The people, especially the Labour Party, who have thought they could plan capitalism have relied on the big increase of statistical material in recent years and the numerous governmental and private bodies engaged in forecasting. The record has been one of almost consistent error. It was population “experts” who forecast for the government in 1956 that by the end of the century the population of this country would be 53 million; but amended it in 1962 to 68 million. Their short term forecasts were equally wrong.

It was a commercial Market Survey in 1939 that,in line with current fashion about population trends, forecast a population for Great Britain of 39 million in 1961: it turned out to be 51 million.

Samuel Brittan in his The Treasury under the Tories 1951-1964 has a chapter headed “Crystal gazers in Chief” in which he describes the dismal record of the government’s economic advisers in the field of forecasting. A typical comment is:

Export forecasting has a particularly bad record – even worse than forecasting in general. In the last few years shaking dice might actually have led to better results.

One outstanding failure of the Labour Government was the National Plan of 1965. It planned for a growth of the National Product of 25 per cent between 1964 and 1970. Apart from the problems of coordinating all the separate industry plans into a comprehensive national plan, it overlooked that the products had to be sold at a profit, which depended on uncontrollable world market factors. The actual increase in those years turned out to be 15 per cent. Of course it is a hopeless endeavour. In order to know how British Companies and the whole economy will fare in future years the government would need to know the secret plans of all companies and governments in the world, to know which harvest would fail, what wars will break out and at what point the world market will lurch into one of its periodic depressions. They can guess but they cannot know.

Looking ahead

Professor Hayek gives the impression that while company market planning is not perfect it is nevertheless pretty accurate. This is not borne out by the forward planning of Royal Dutch-Shell. Mr. Frank S. McFadzean, a managing director of the group, in Galbraith & the Planners not only made scathing criticism of the National Plan, but admitted the limitations of planning by his own company.

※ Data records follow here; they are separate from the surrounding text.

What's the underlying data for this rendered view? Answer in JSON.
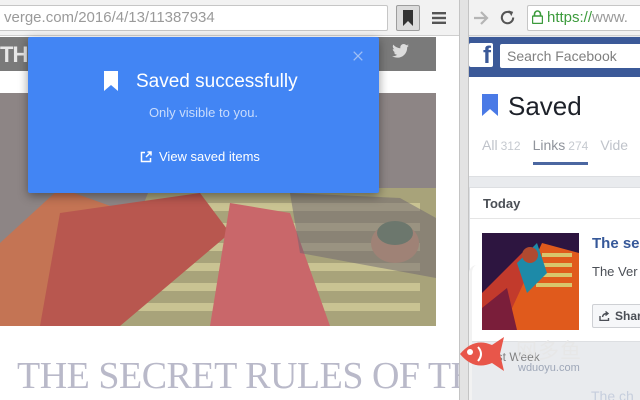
{
  "colors": {
    "popup_bg": "#4285f4",
    "facebook_blue": "#3b5998",
    "link_blue": "#365899",
    "secure_green": "#3c9b3c"
  },
  "left_browser": {
    "url": "verge.com/2016/4/13/11387934",
    "bookmark_icon": "bookmark-icon",
    "menu_icon": "hamburger-menu-icon",
    "site_logo": "TH",
    "twitter_icon": "twitter-icon",
    "article_title": "THE SECRET RULES OF THE"
  },
  "popup": {
    "title": "Saved successfully",
    "subtitle": "Only visible to you.",
    "link_label": "View saved items",
    "close_icon": "close-icon",
    "link_icon": "external-link-icon"
  },
  "right_browser": {
    "forward_icon": "arrow-forward-icon",
    "reload_icon": "reload-icon",
    "url_https": "https://",
    "url_rest": "www.",
    "search_placeholder": "Search Facebook",
    "saved_heading": "Saved",
    "tabs": [
      {
        "label": "All",
        "count": "312"
      },
      {
        "label": "Links",
        "count": "274"
      },
      {
        "label": "Vide",
        "count": ""
      }
    ],
    "today_label": "Today",
    "item_title": "The se",
    "item_source": "The Ver",
    "share_label": "Shar",
    "past_week_label": "Past Week",
    "faded_title": "The ch"
  },
  "watermark": {
    "text": "网多鱼",
    "url": "wduoyu.com"
  }
}
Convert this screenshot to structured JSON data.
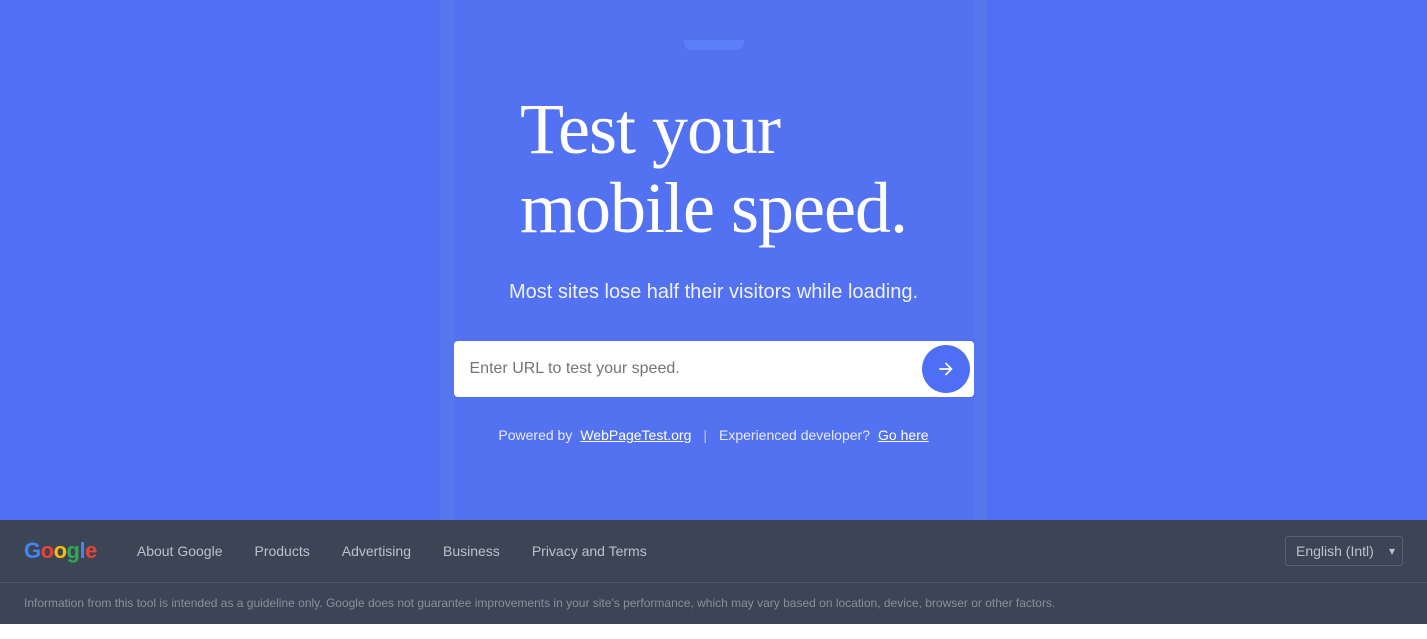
{
  "main": {
    "title_line1": "Test your",
    "title_line2": "mobile speed.",
    "subtitle": "Most sites lose half their visitors while loading.",
    "input_placeholder": "Enter URL to test your speed.",
    "powered_by_text": "Powered by",
    "powered_by_link": "WebPageTest.org",
    "developer_text": "Experienced developer?",
    "developer_link": "Go here"
  },
  "footer": {
    "logo": "Google",
    "links": [
      {
        "label": "About Google",
        "id": "about-google"
      },
      {
        "label": "Products",
        "id": "products"
      },
      {
        "label": "Advertising",
        "id": "advertising"
      },
      {
        "label": "Business",
        "id": "business"
      },
      {
        "label": "Privacy and Terms",
        "id": "privacy-terms"
      }
    ],
    "language": "English (Intl)",
    "disclaimer": "Information from this tool is intended as a guideline only. Google does not guarantee improvements in your site's performance, which may vary based on location, device, browser or other factors."
  },
  "colors": {
    "main_bg": "#4d6ef5",
    "card_bg": "#5272f2",
    "footer_bg": "#3c4555",
    "submit_btn": "#4d6ef5",
    "link_color": "#bdc1cb",
    "disclaimer_color": "#8a8f9e"
  },
  "icons": {
    "arrow_right": "→",
    "chevron_down": "▾"
  }
}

Except in the very short period ahead, we are not really impressed by the detailed results shown by our plans. It will be the sheerest fluke if we ever achieve them Looking back to 1962 and what we then prognosticated . . .  we were wrong on many counts. We were wrong on volumes, we were wrong on prices, we were particularly wide of the mark on our estimates of the demand for and price of naphtha, we were wrong on our cost projections, we were wrong on the level of investment we would need to make. We did not fully foresee the increase in the size of tankers; we did not foresee the extent of Libya’s crude oil production; we did not foresee the dominant role that natural gas would play in Holland . . . we did not foresee the closure of the Suez Canal.”

(Sunday Telegraph 6 April 1969)

What of planning in a world socialist society?

Here the problem is quite different because production will be solely for use, not for sale. There will be no market curtailments of production, such as happen under capitalism, because particular industries have over-produced for their market and can no longer make profit. There will be coordinated planning of production and distribution to meet known human needs. It will have to provide safe margins for growth and to allow for harvest failures and other natural disasters. It will have access to all the world’s productive resources not, as under capitalism, have many of these resources not used because there is no profit in their use.

Here also Professor Hayek provides us with the evidence about capitalism, where he condemns “the fatal mistake, frequently made by engineers, to imagine that there are long-lasting, technically determined production methods which are superior to all others”. Hayek says that under the guidance of price changes the production method favoured by capitalism may not be the one favoured by the engineers; “This is an academic and not a technological problem”, in other words, one determined by profitability.

Edgar Hardcastle